PROBLEM DETAILS
Print the records exactly as written, and let no picture into the answer.

(Data entries)

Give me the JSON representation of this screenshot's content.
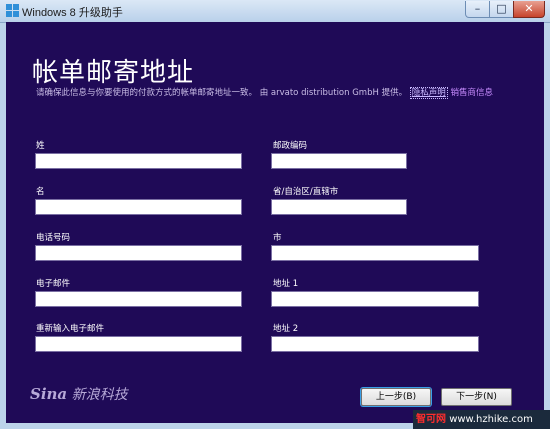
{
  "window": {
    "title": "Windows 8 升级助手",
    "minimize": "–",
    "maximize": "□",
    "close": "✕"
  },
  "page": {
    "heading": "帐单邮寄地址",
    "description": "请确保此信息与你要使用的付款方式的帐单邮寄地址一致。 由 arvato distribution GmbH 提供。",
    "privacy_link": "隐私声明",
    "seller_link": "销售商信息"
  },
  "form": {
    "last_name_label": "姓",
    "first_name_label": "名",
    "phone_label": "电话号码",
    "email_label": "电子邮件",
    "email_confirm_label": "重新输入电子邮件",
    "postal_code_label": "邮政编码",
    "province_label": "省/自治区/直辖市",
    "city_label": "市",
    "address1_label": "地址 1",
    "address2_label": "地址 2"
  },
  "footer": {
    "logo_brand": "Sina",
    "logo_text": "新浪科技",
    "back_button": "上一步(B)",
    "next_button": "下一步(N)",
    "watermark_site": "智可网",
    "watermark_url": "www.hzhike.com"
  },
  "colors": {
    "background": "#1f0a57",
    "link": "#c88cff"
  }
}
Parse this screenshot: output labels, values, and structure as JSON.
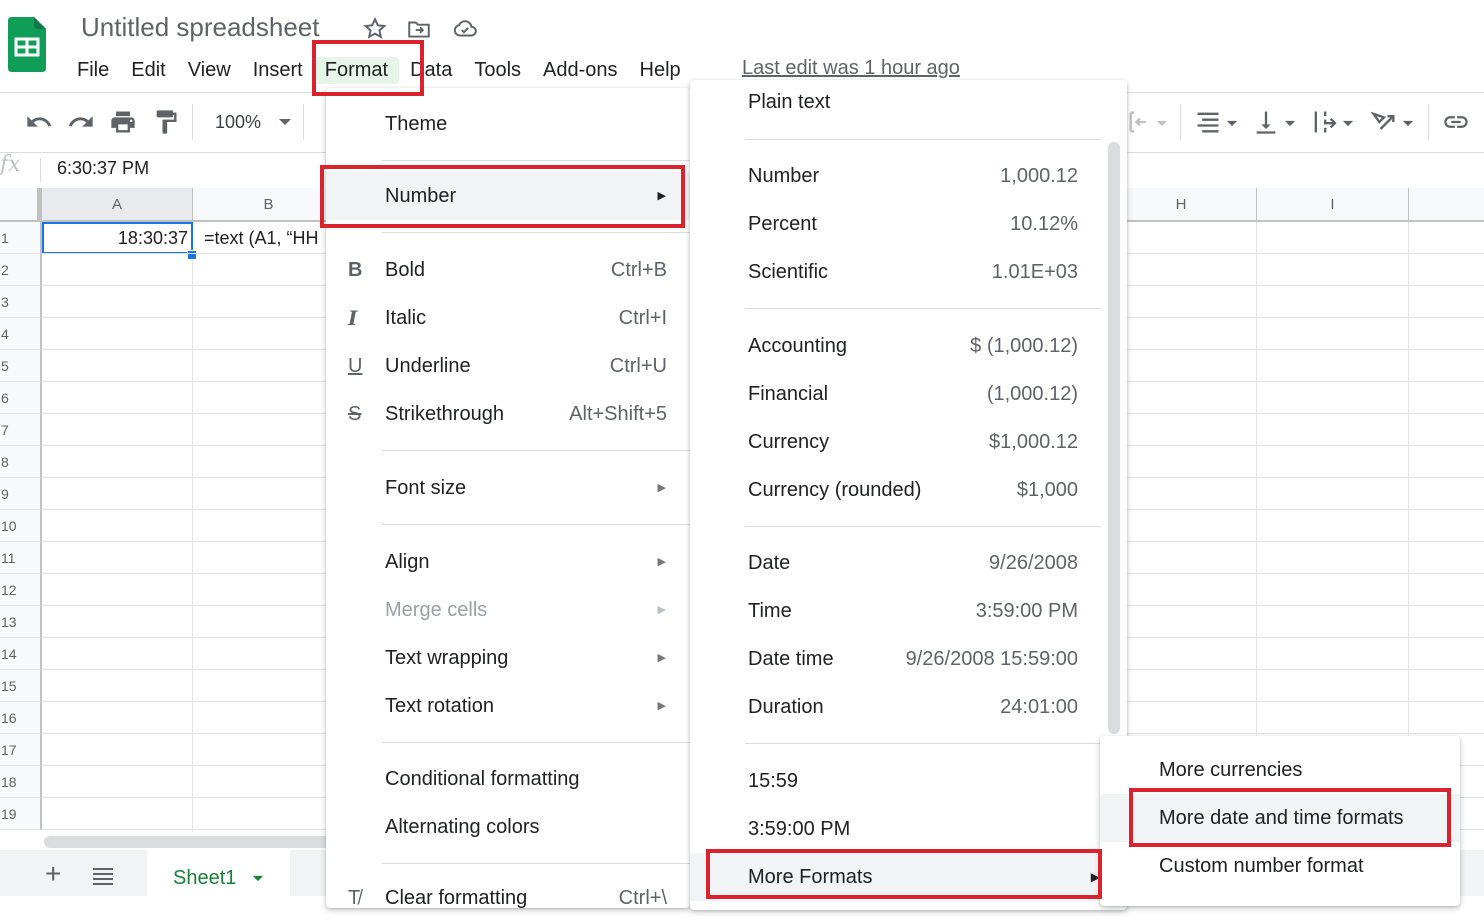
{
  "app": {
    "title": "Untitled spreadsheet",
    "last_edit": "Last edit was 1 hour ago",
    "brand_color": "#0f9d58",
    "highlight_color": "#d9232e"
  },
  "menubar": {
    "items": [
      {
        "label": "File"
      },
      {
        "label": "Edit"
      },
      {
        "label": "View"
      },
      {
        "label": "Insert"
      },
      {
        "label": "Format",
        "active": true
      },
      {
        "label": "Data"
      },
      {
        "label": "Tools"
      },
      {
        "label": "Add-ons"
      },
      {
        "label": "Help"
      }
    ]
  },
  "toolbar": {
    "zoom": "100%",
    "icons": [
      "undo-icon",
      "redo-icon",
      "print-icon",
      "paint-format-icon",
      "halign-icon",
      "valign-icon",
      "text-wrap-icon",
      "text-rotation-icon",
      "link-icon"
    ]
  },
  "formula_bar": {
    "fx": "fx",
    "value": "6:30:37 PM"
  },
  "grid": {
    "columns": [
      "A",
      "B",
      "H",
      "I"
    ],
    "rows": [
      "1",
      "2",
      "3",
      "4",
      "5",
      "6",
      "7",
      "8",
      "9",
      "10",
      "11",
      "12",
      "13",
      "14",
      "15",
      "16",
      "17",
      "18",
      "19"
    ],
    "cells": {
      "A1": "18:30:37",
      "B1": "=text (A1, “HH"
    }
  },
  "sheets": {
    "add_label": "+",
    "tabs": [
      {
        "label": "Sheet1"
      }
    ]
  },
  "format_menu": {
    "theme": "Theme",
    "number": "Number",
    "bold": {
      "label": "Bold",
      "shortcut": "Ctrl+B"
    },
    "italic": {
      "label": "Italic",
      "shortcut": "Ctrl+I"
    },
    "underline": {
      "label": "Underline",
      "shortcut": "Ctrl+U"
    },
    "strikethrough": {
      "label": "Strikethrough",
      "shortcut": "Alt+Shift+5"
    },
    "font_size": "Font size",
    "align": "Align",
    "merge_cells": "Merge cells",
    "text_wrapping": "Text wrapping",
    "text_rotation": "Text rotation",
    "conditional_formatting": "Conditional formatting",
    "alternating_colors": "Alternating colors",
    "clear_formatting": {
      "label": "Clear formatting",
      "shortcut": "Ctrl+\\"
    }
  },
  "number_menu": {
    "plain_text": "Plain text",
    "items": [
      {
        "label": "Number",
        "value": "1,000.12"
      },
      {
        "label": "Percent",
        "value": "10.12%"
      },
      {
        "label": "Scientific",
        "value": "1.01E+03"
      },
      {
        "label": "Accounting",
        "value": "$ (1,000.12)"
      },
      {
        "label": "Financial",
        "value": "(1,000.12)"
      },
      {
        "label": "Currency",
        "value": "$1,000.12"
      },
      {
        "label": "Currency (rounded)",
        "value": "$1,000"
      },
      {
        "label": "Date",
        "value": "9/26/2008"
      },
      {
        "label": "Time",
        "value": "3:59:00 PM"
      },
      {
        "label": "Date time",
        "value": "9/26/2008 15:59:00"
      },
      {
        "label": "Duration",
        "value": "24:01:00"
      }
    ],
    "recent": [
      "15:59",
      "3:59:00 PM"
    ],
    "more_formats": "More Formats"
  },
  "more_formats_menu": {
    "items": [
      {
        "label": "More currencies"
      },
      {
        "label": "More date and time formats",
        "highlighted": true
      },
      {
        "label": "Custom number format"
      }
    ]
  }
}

RESPONSE
Give me the JSON representation of this screenshot's content.
{
  "window": {
    "title": "Windows 8 升级助手",
    "minimize": "–",
    "maximize": "□",
    "close": "✕"
  },
  "page": {
    "heading": "帐单邮寄地址",
    "description": "请确保此信息与你要使用的付款方式的帐单邮寄地址一致。 由 arvato distribution GmbH 提供。",
    "privacy_link": "隐私声明",
    "seller_link": "销售商信息"
  },
  "form": {
    "last_name_label": "姓",
    "first_name_label": "名",
    "phone_label": "电话号码",
    "email_label": "电子邮件",
    "email_confirm_label": "重新输入电子邮件",
    "postal_code_label": "邮政编码",
    "province_label": "省/自治区/直辖市",
    "city_label": "市",
    "address1_label": "地址 1",
    "address2_label": "地址 2"
  },
  "footer": {
    "logo_brand": "Sina",
    "logo_text": "新浪科技",
    "back_button": "上一步(B)",
    "next_button": "下一步(N)",
    "watermark_site": "智可网",
    "watermark_url": "www.hzhike.com"
  },
  "colors": {
    "background": "#1f0a57",
    "link": "#c88cff"
  }
}
Parse this screenshot: output labels, values, and structure as JSON.
{
  "app": {
    "title": "Untitled spreadsheet",
    "last_edit": "Last edit was 1 hour ago",
    "brand_color": "#0f9d58",
    "highlight_color": "#d9232e"
  },
  "menubar": {
    "items": [
      {
        "label": "File"
      },
      {
        "label": "Edit"
      },
      {
        "label": "View"
      },
      {
        "label": "Insert"
      },
      {
        "label": "Format",
        "active": true
      },
      {
        "label": "Data"
      },
      {
        "label": "Tools"
      },
      {
        "label": "Add-ons"
      },
      {
        "label": "Help"
      }
    ]
  },
  "toolbar": {
    "zoom": "100%",
    "icons": [
      "undo-icon",
      "redo-icon",
      "print-icon",
      "paint-format-icon",
      "halign-icon",
      "valign-icon",
      "text-wrap-icon",
      "text-rotation-icon",
      "link-icon"
    ]
  },
  "formula_bar": {
    "fx": "fx",
    "value": "6:30:37 PM"
  },
  "grid": {
    "columns": [
      "A",
      "B",
      "H",
      "I"
    ],
    "rows": [
      "1",
      "2",
      "3",
      "4",
      "5",
      "6",
      "7",
      "8",
      "9",
      "10",
      "11",
      "12",
      "13",
      "14",
      "15",
      "16",
      "17",
      "18",
      "19"
    ],
    "cells": {
      "A1": "18:30:37",
      "B1": "=text (A1, “HH"
    }
  },
  "sheets": {
    "add_label": "+",
    "tabs": [
      {
        "label": "Sheet1"
      }
    ]
  },
  "format_menu": {
    "theme": "Theme",
    "number": "Number",
    "bold": {
      "label": "Bold",
      "shortcut": "Ctrl+B"
    },
    "italic": {
      "label": "Italic",
      "shortcut": "Ctrl+I"
    },
    "underline": {
      "label": "Underline",
      "shortcut": "Ctrl+U"
    },
    "strikethrough": {
      "label": "Strikethrough",
      "shortcut": "Alt+Shift+5"
    },
    "font_size": "Font size",
    "align": "Align",
    "merge_cells": "Merge cells",
    "text_wrapping": "Text wrapping",
    "text_rotation": "Text rotation",
    "conditional_formatting": "Conditional formatting",
    "alternating_colors": "Alternating colors",
    "clear_formatting": {
      "label": "Clear formatting",
      "shortcut": "Ctrl+\\"
    }
  },
  "number_menu": {
    "plain_text": "Plain text",
    "items": [
      {
        "label": "Number",
        "value": "1,000.12"
      },
      {
        "label": "Percent",
        "value": "10.12%"
      },
      {
        "label": "Scientific",
        "value": "1.01E+03"
      },
      {
        "label": "Accounting",
        "value": "$ (1,000.12)"
      },
      {
        "label": "Financial",
        "value": "(1,000.12)"
      },
      {
        "label": "Currency",
        "value": "$1,000.12"
      },
      {
        "label": "Currency (rounded)",
        "value": "$1,000"
      },
      {
        "label": "Date",
        "value": "9/26/2008"
      },
      {
        "label": "Time",
        "value": "3:59:00 PM"
      },
      {
        "label": "Date time",
        "value": "9/26/2008 15:59:00"
      },
      {
        "label": "Duration",
        "value": "24:01:00"
      }
    ],
    "recent": [
      "15:59",
      "3:59:00 PM"
    ],
    "more_formats": "More Formats"
  },
  "more_formats_menu": {
    "items": [
      {
        "label": "More currencies"
      },
      {
        "label": "More date and time formats",
        "highlighted": true
      },
      {
        "label": "Custom number format"
      }
    ]
  }
}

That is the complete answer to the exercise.